The site lies about 45 km west of the coastal town of Annaba, between the hills which rise just to the east of the town of Skikda and those of the forested Massif de l’Edough near Chetaïbi. It consists of a large alluvial coastal plain, the valley and delta of the Oued El Kebir (this is a different river from the one of the same name which floods other sites: DZ001, DZ004, DZ005 and DZ006) in the El Kala complex to the east). The site lies about 30 km north-west of Lac Fetzara (DZ008). The site is open to the Mediterranean at its north-western end, but coastal dunes hold backwater on the flood-plain, resulting in a series of lakes and marshes, formed in depressions and valleys and extending from a few to several dozen hectares. The marshes overall can extend over 30 km inland and reach nearly 20 km wide, with maximum winter water depths of 2 m. Shallow lakes along the Oued El Kebir can reach 4 m deep. The marshes are brackish near the sea and there are dense stands of vegetation, with Salicornia sp. dominant in some areas. Further upstream dominant species include Phragmites australis, Typha capensis and Carex, Cladium, Juncus and Scirpus spp. There are also large stands of Alnus glutinosa, frequently inundated, with rich ferns in the undergrowth. Human uses of the site include cultivation (especially tomatoes and melons) and grazing.

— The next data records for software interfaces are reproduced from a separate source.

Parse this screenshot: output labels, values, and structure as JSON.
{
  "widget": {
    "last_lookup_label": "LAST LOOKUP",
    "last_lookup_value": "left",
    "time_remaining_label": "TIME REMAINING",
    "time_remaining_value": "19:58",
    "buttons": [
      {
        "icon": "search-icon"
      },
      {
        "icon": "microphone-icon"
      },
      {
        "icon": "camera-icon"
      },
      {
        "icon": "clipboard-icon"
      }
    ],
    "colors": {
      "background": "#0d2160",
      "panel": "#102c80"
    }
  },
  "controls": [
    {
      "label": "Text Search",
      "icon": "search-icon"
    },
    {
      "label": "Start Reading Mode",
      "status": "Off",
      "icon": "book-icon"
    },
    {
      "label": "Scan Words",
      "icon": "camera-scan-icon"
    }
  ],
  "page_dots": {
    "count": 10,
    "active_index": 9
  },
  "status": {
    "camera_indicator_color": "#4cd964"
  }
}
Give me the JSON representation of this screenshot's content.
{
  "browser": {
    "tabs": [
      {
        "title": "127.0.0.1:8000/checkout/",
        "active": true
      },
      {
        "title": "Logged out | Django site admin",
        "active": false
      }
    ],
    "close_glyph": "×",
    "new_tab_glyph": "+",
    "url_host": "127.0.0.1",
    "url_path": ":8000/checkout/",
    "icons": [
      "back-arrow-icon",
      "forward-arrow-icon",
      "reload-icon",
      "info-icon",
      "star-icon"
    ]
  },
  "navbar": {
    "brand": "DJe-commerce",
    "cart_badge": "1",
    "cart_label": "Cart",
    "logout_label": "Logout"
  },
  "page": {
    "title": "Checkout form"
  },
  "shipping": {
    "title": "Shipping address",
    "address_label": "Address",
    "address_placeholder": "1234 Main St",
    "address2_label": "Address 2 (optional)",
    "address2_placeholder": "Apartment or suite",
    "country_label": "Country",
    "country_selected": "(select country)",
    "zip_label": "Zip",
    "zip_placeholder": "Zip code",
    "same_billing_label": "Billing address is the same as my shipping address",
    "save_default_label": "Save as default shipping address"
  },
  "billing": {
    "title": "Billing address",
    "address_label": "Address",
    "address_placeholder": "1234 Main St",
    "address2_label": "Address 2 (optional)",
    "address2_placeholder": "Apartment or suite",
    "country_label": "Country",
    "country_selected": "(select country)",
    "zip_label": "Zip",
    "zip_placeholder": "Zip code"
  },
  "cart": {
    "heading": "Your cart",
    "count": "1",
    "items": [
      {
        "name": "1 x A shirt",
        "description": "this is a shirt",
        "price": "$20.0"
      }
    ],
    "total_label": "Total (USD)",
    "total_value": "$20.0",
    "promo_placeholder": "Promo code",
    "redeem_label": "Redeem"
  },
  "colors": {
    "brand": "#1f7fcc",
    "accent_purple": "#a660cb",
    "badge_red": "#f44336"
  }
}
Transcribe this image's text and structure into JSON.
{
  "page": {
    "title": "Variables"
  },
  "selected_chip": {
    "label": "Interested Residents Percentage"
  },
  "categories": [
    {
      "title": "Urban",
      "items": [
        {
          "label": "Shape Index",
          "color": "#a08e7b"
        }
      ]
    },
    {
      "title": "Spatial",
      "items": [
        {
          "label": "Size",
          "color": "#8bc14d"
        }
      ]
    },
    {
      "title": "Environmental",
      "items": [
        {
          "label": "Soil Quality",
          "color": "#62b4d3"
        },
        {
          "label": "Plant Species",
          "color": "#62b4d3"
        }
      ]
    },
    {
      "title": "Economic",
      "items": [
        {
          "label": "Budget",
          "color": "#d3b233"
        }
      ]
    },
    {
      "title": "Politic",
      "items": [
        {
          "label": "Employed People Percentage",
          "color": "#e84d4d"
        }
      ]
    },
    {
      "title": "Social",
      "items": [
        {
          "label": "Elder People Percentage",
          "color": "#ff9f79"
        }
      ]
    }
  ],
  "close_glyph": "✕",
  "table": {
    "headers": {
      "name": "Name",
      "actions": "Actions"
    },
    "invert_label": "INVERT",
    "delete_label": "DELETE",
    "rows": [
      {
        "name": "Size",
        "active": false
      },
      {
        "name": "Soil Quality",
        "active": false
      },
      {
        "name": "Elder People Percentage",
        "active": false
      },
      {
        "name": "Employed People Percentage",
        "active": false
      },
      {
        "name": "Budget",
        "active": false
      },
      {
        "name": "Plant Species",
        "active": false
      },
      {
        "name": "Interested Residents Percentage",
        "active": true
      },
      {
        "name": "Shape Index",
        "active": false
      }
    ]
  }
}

See Box for key species. Both Aythya nyroca and Oxyura leucocephala were confirmed as breeding birds on the site (on Lac Ben Azzouz) in 1991. It is considered the second most important site for breeding A. nyroca in Algeria (after Lac Tonga, site DZ002), with more than seven pairs and one nest found in 1991. This species also winters on the site (35 birds in 1987). The site is considered the third most important breeding site in Algeria for O. leucocephala (after Lac Tonga and Lac des Oiseaux, site DZ005) with one nest found in 1991. Other species recorded wintering on the site included small numbers of Vanellus vanellus, Calidris minuta and Limosa limosa in 1992; older references state that the site was important for wintering Anser anser, Gallinago gallinago and Vanellus vanellus, but no numbers or years are given.
Non-bird biodiversity: None known to BirdLife International.
Pressure/threats to key biodiversity
The site was designated as a Ramsar Site in 2001 and has been proposed as a Regional Nature Park. Potential threats include unmanaged agricultural expansion and run-off and waste-water from villages upstream. There is said to be very little hunting.